Jack Edwards: A Ton and a Half


Jack Edwards: A Ton and a Half

In the early 2000s, a marathoner turned boundary coach at the Diamond Valley FL had somehow convinced his eldest son to follow suit as an umpire. A self-proclaimed fat-kid who loved basketball, picked up the whistle and took to field umpiring instead of the boundary in 2004 because “It paid more and you ran less.” Fast-forward almost 20 years and Jack Edwards is notching up game 150 in the VFL!

This sort of milestone, that has only been reached by 13 others before him, is significant to everyone in their own way. For Jack, it acknowledges 10 years of umpiring State League football and 10 years of good mates, good times and lots of enjoyment. “Not many get there so I’m very lucky. It signifies the story I’ll have when I move away from the game,” he explained recently while chowing down a cheap $19 steak.

When you’ve umpired that many games, many of them blur into one, but for Jack, there was one stand out – The Lock-out Game.

That game was the 2014 Preliminary Final at North Port Oval. It was Port Melbourne and Footscray. The crowd was that big, they had to lock the gates. “The atmosphere was electric. Scores were level at the 21min mark of the last quarter.” It’s no wonder he went on to be appointed to the VFL Grand Final the following week.

In amongst his 10 years at State League level include 2 years on the AFL list. He may have only notched up 11 games, but those 11 games have left that hunger to climb back on to that list. His AFL debut, Melbourne vs Hawthorn in round 7 of 2015, also left a couple of memorable moments. He had a dreaded score review in the first quarter when David Hale took a towering mark on the behind line. But the biggest accomplishment is flooring Viv Michie.

We all know being an AFL umpire has it’s perks, and Jack took full advantage when he told the story of being appointed to a game on the day of his engagement party. “I spoke to Mel to see if she would be able to get everything ready so I could have a crack that night. So I organized dad to go and get the car with 10mins to go in the last quarter and go wait at the Moorabool St entrance for when the siren went. I was in the car and on the highway when the theme song was still playing.”

Jed’s journey hasn’t been all smooth sailing. He reflected on his first couple of years on the Development Squad. “2010 I did ok. I went backwards in 2011 and was warned that a return was not a guarantee in 2012.” Jack made sure it was a certainty but having a big preseason which resulted in his VFL debut in round 1, 2012.

“The footy was good back then and umpiring was much simpler. We are more professional now and follow better preparation practices. We can over-analyze sometimes but the VFL has much better exposure.”

When asked about some of the best umpires he has graced the field with, he premised his answer with “I’m going to leave good people out here.” From a developmental aspect, he named Brett Rosebury and Shaun Ryan as two.
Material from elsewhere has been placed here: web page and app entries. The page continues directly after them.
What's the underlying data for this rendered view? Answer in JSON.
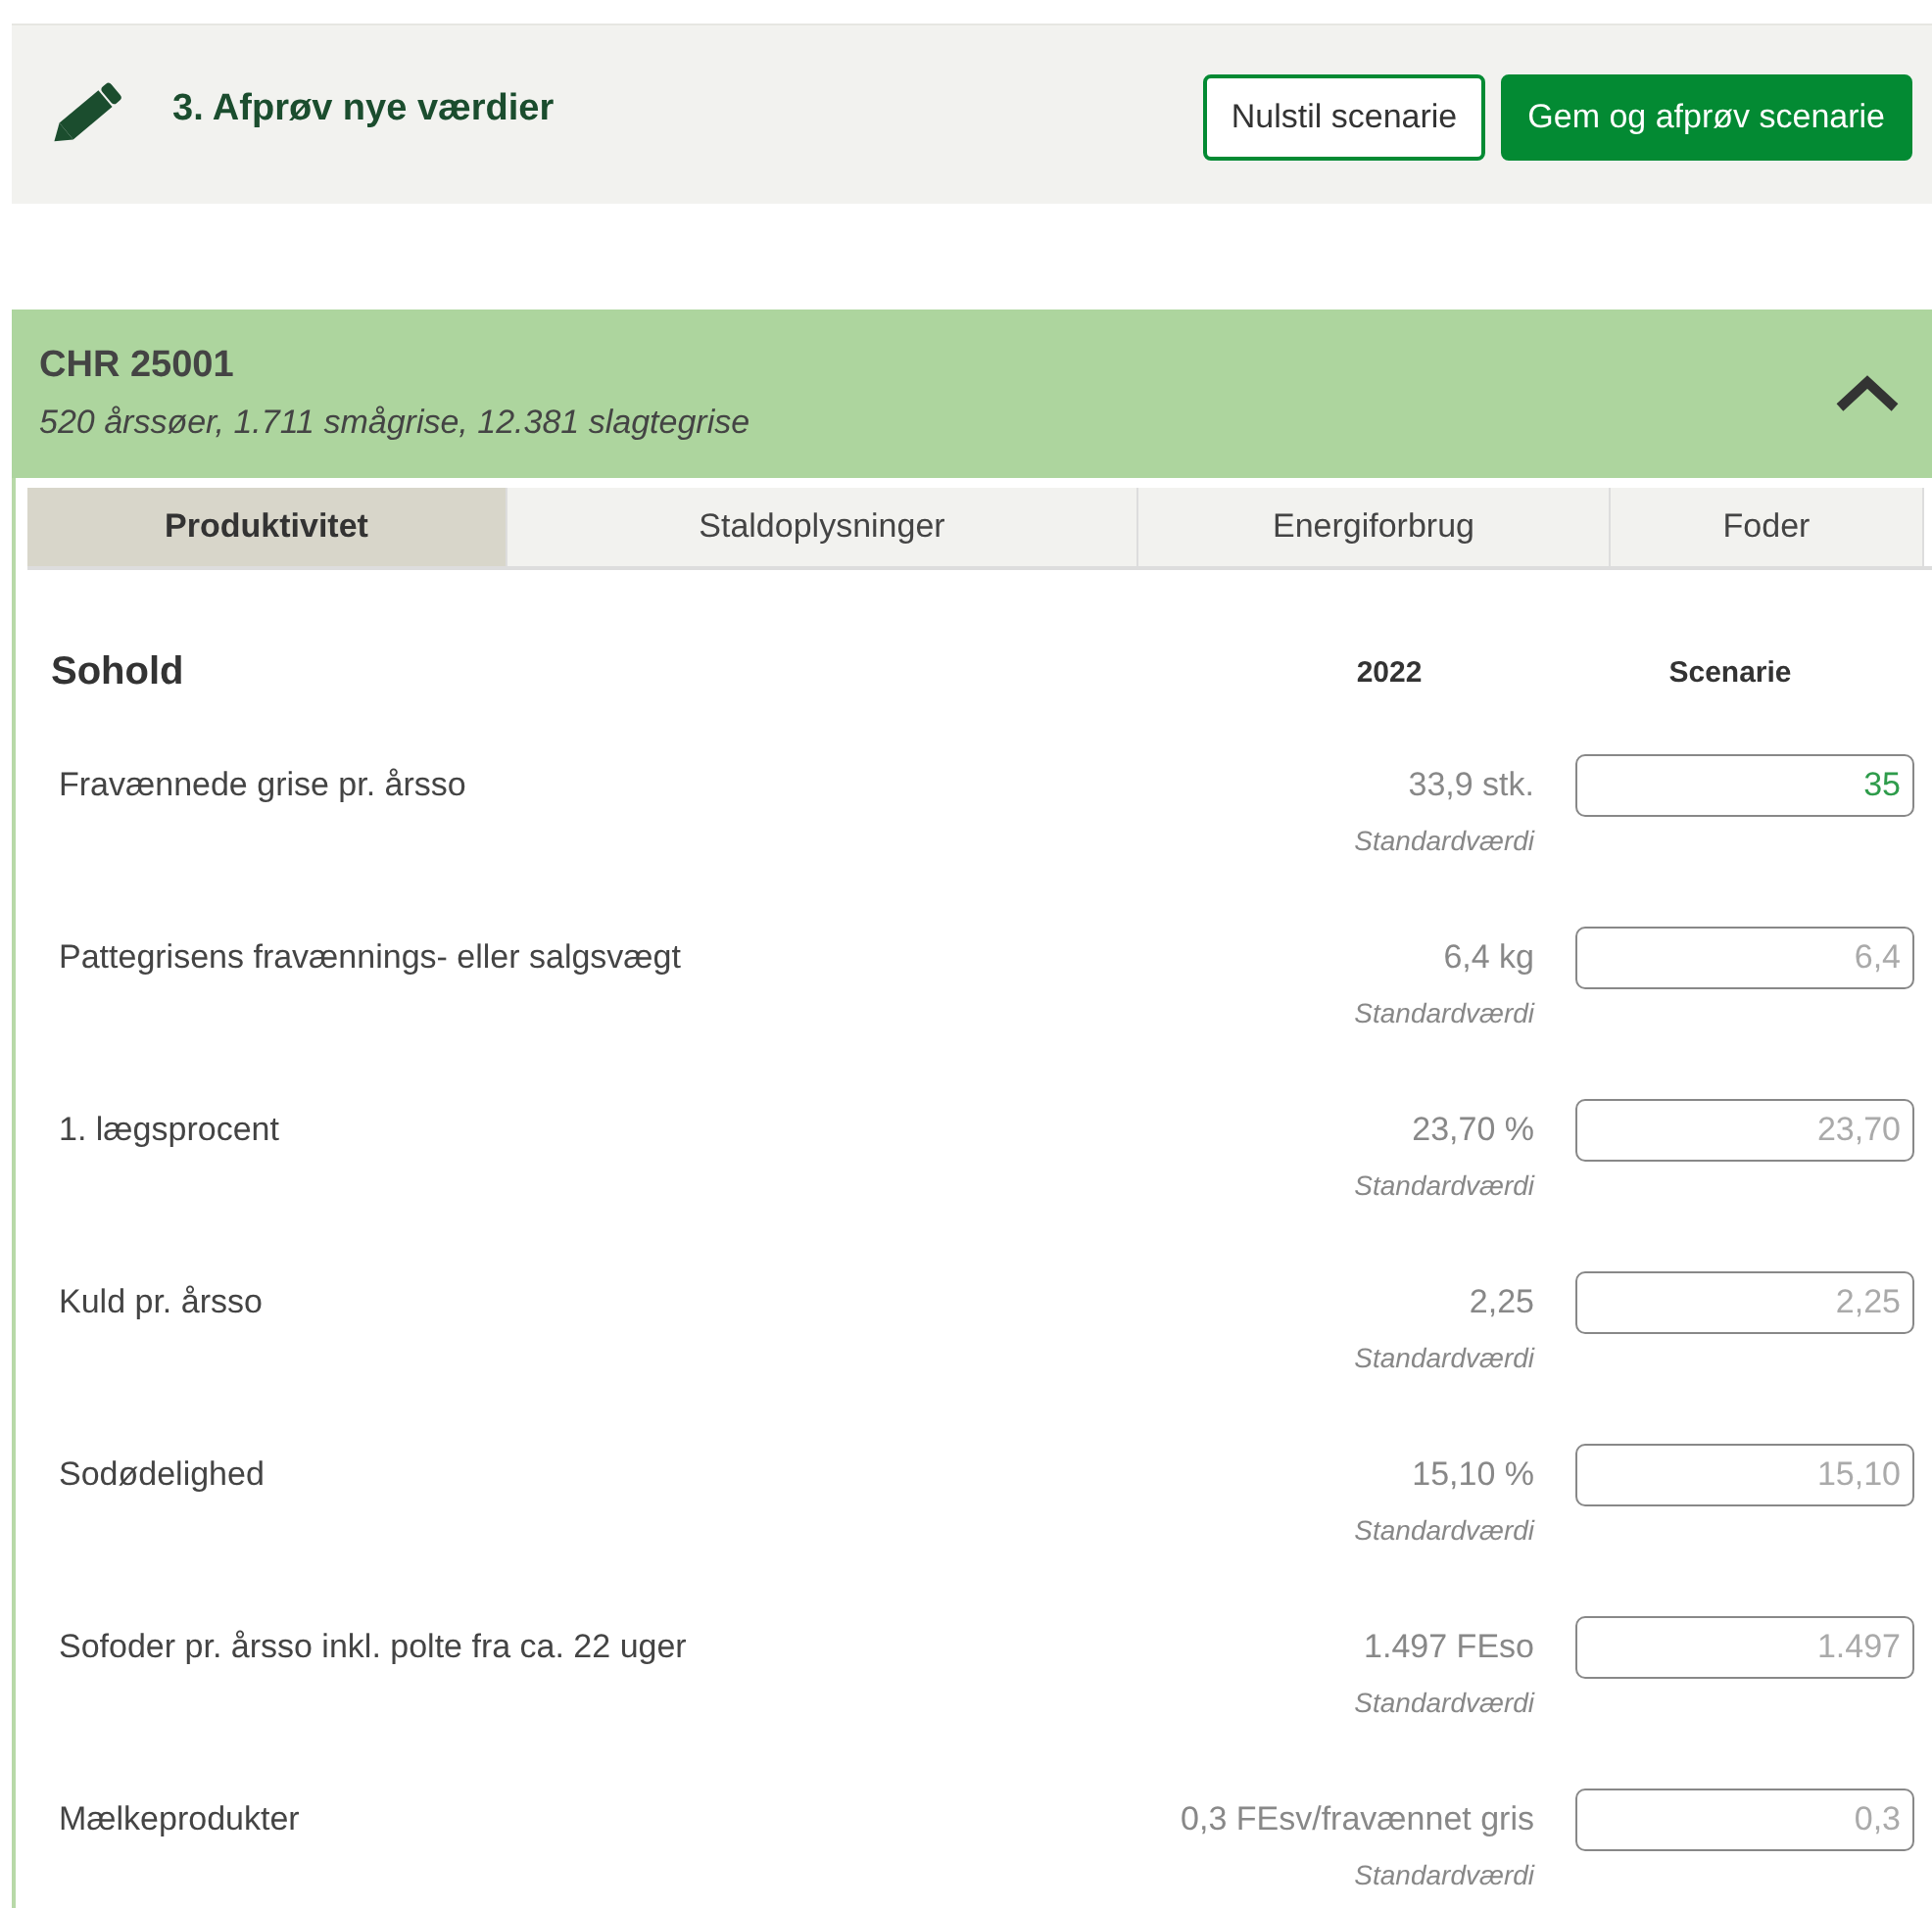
{
  "header": {
    "title": "3. Afprøv nye værdier",
    "buttons": [
      {
        "label": "Nulstil scenarie",
        "kind": "outline"
      },
      {
        "label": "Gem og afprøv scenarie",
        "kind": "primary"
      }
    ]
  },
  "farm": {
    "title": "CHR 25001",
    "subtitle": "520 årssøer, 1.711 smågrise, 12.381 slagtegrise",
    "expanded": true
  },
  "tabs": [
    {
      "label": "Produktivitet",
      "selected": true
    },
    {
      "label": "Staldoplysninger",
      "selected": false
    },
    {
      "label": "Energiforbrug",
      "selected": false
    },
    {
      "label": "Foder",
      "selected": false
    }
  ],
  "table": {
    "section": "Sohold",
    "year_heading": "2022",
    "scenario_heading": "Scenarie",
    "rows": [
      {
        "label": "Fravænnede grise pr. årsso",
        "current": "33,9 stk.",
        "note": "Standardværdi",
        "value": "35"
      },
      {
        "label": "Pattegrisens fravænnings- eller salgsvægt",
        "current": "6,4 kg",
        "note": "Standardværdi",
        "placeholder": "6,4"
      },
      {
        "label": "1. lægsprocent",
        "current": "23,70 %",
        "note": "Standardværdi",
        "placeholder": "23,70"
      },
      {
        "label": "Kuld pr. årsso",
        "current": "2,25",
        "note": "Standardværdi",
        "placeholder": "2,25"
      },
      {
        "label": "Sodødelighed",
        "current": "15,10 %",
        "note": "Standardværdi",
        "placeholder": "15,10"
      },
      {
        "label": "Sofoder pr. årsso inkl. polte fra ca. 22 uger",
        "current": "1.497 FEso",
        "note": "Standardværdi",
        "placeholder": "1.497"
      },
      {
        "label": "Mælkeprodukter",
        "current": "0,3 FEsv/fravænnet gris",
        "note": "Standardværdi",
        "placeholder": "0,3"
      }
    ]
  }
}
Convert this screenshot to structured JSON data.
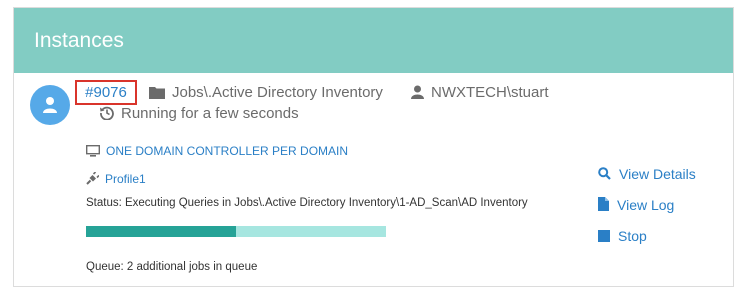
{
  "panel": {
    "title": "Instances"
  },
  "instance": {
    "id": "#9076",
    "job_path": "Jobs\\.Active Directory Inventory",
    "user": "NWXTECH\\stuart",
    "running_text": "Running for a few seconds",
    "policy": "ONE DOMAIN CONTROLLER PER DOMAIN",
    "profile": "Profile1",
    "status": "Status: Executing Queries in Jobs\\.Active Directory Inventory\\1-AD_Scan\\AD Inventory",
    "progress_fraction": 0.5,
    "queue": "Queue: 2 additional jobs in queue"
  },
  "actions": {
    "view_details": "View Details",
    "view_log": "View Log",
    "stop": "Stop"
  },
  "colors": {
    "header_bg": "#82ccc3",
    "accent_link": "#2a7fc6",
    "avatar": "#56a9e8",
    "progress_fill": "#26a397",
    "progress_track": "#a6e6e0",
    "highlight_border": "#d9342b"
  }
}
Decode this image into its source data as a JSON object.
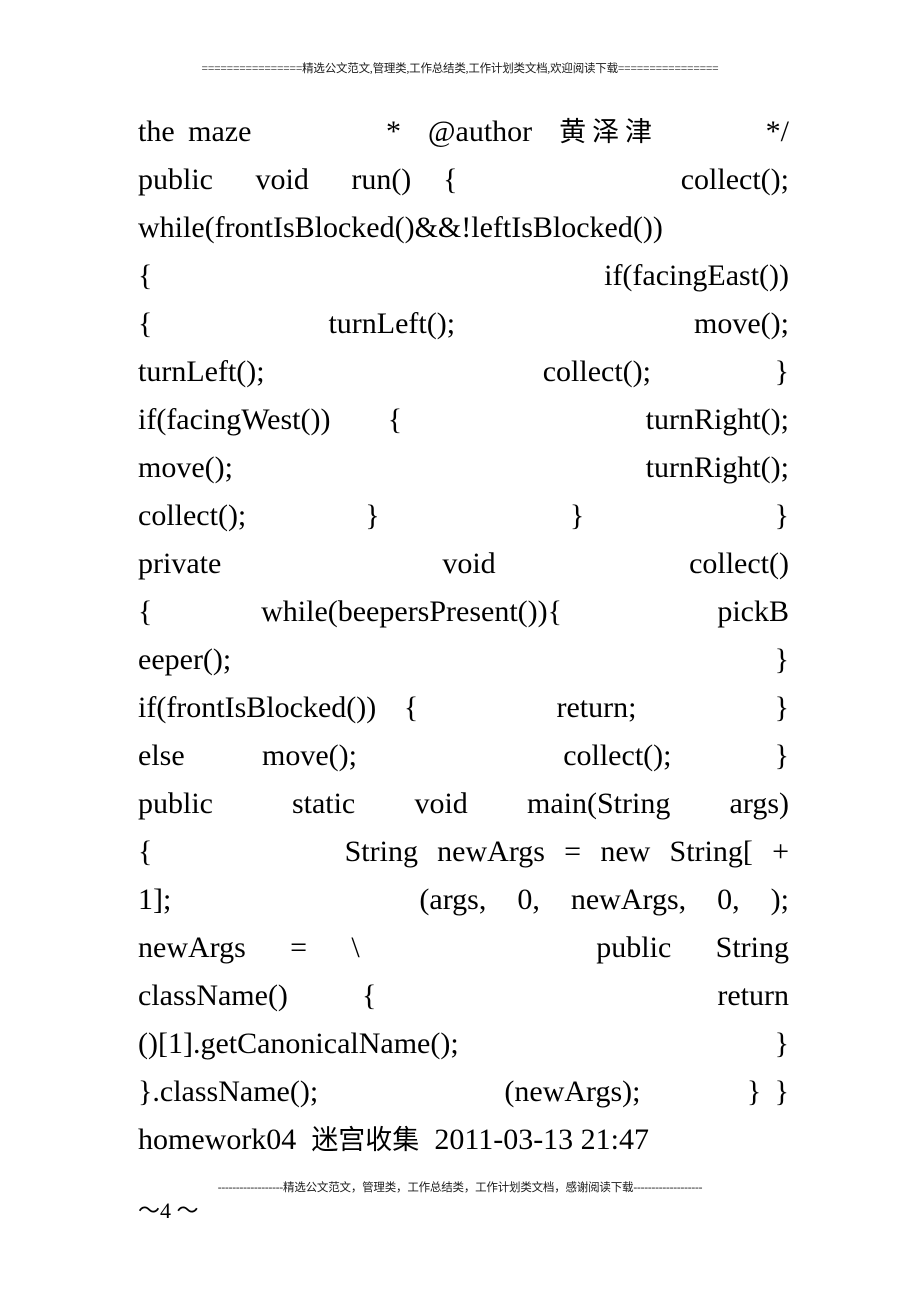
{
  "document": {
    "page_marker": "～4 ～",
    "header_banner": "================精选公文范文,管理类,工作总结类,工作计划类文档,欢迎阅读下载================",
    "footer_banner": "------------------精选公文范文，管理类，工作总结类，工作计划类文档，感谢阅读下载-------------------"
  },
  "body": {
    "lines": [
      {
        "id": "line-01",
        "text": "the maze          *  @author  黄泽津        */",
        "justify": true
      },
      {
        "id": "line-02",
        "text": "public    void    run()   {                     collect();",
        "justify": true
      },
      {
        "id": "line-03",
        "text": "while(frontIsBlocked()&&!leftIsBlocked())",
        "justify": true
      },
      {
        "id": "line-04",
        "text": "{                                   if(facingEast())",
        "justify": true
      },
      {
        "id": "line-05",
        "text": "{              turnLeft();                   move();",
        "justify": true
      },
      {
        "id": "line-06",
        "text": "turnLeft();                  collect();        }",
        "justify": true
      },
      {
        "id": "line-07",
        "text": "if(facingWest())    {                 turnRight();",
        "justify": true
      },
      {
        "id": "line-08",
        "text": "move();                             turnRight();",
        "justify": true
      },
      {
        "id": "line-09",
        "text": "collect();          }                }                }",
        "justify": true
      },
      {
        "id": "line-10",
        "text": "private                void              collect()",
        "justify": true
      },
      {
        "id": "line-11",
        "text": "{       while(beepersPresent()){          pickB",
        "justify": true
      },
      {
        "id": "line-12",
        "text": "eeper();                                        }",
        "justify": true
      },
      {
        "id": "line-13",
        "text": "if(frontIsBlocked())  {          return;          }",
        "justify": true
      },
      {
        "id": "line-14",
        "text": "else      move();                collect();        }",
        "justify": true
      },
      {
        "id": "line-15",
        "text": "public    static   void   main(String   args)",
        "justify": true
      },
      {
        "id": "line-16",
        "text": "{          String newArgs = new String[ +",
        "justify": true
      },
      {
        "id": "line-17",
        "text": "1];                (args,  0,  newArgs,  0,  );",
        "justify": true
      },
      {
        "id": "line-18",
        "text": "newArgs   =   \\                public   String",
        "justify": true
      },
      {
        "id": "line-19",
        "text": "className()     {                       return",
        "justify": true
      },
      {
        "id": "line-20",
        "text": "()[1].getCanonicalName();                        }",
        "justify": true
      },
      {
        "id": "line-21",
        "text": "}.className();              (newArgs);        } }",
        "justify": true
      },
      {
        "id": "line-22",
        "text": "homework04  迷宫收集  2011-03-13 21:47",
        "justify": false
      }
    ]
  }
}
They happened to be his exact teammates in his AFL debut. When it came to an umpire as teammate and having fun, it was the infamous Daniel Butcher. As one of the veterans now, Jack also acknowledged the enjoyment of umpiring with the younger umpires coming through the State League system.

It’s not just umpires that Jack has come across. He named two players from opposing clubs as two of the best players he has seen at VFL level. Toby Pinwell from Port Melbourne and Ben Jolley from Williamstown. “Toby played hard, but he also respected you once he got to know you. But Port and Willy back then were stacked. Whenever they played each other, you knew it was going to be on.”

For Jack, there has always been one constant support – Papa Craig. Craig has gone from father to Jack’s biggest critic. What Jack values is the fact that Craig, as a respected boundary umpire and coach in his own career, often provides feedback that is on par with the official coaching. For this reason, even when Craig says Jack has had a shit game, he knows he is getting an honest point of view.

10 years at the State League level provides perspective and wisdom. For umpires aiming for the State League, or even aiming for the senior squad, Jack’s advice: “You need to understand that you’ll need to make sacrifices, you’ll have to work hard and the journey will be hard sometimes. But whatever you put in, you get back times 10 with mates, the footy and the experiences, all of which shouldn’t be taken for granted. Being a State League umpire is not a right of passage. The position needs to be respected and earned.”

It’s been a privilege being part of Jack’s journey from the good ol’ DVFL days to now. Not just as an umpire, but getting to know his immediate and now own family in Craig, Pina, Matt, Mel and Mable. Everyone in the VFUA congratulates you on your journey and all your achievements to date and we are all hoping to see many more achievements!

And one final message for his younger self starting to umpire for the first time…

“Umpiring is a rollercoaster with highs and lows. The between times are the bulk of the ride. Enjoy the ride and be proud to be an umpire.”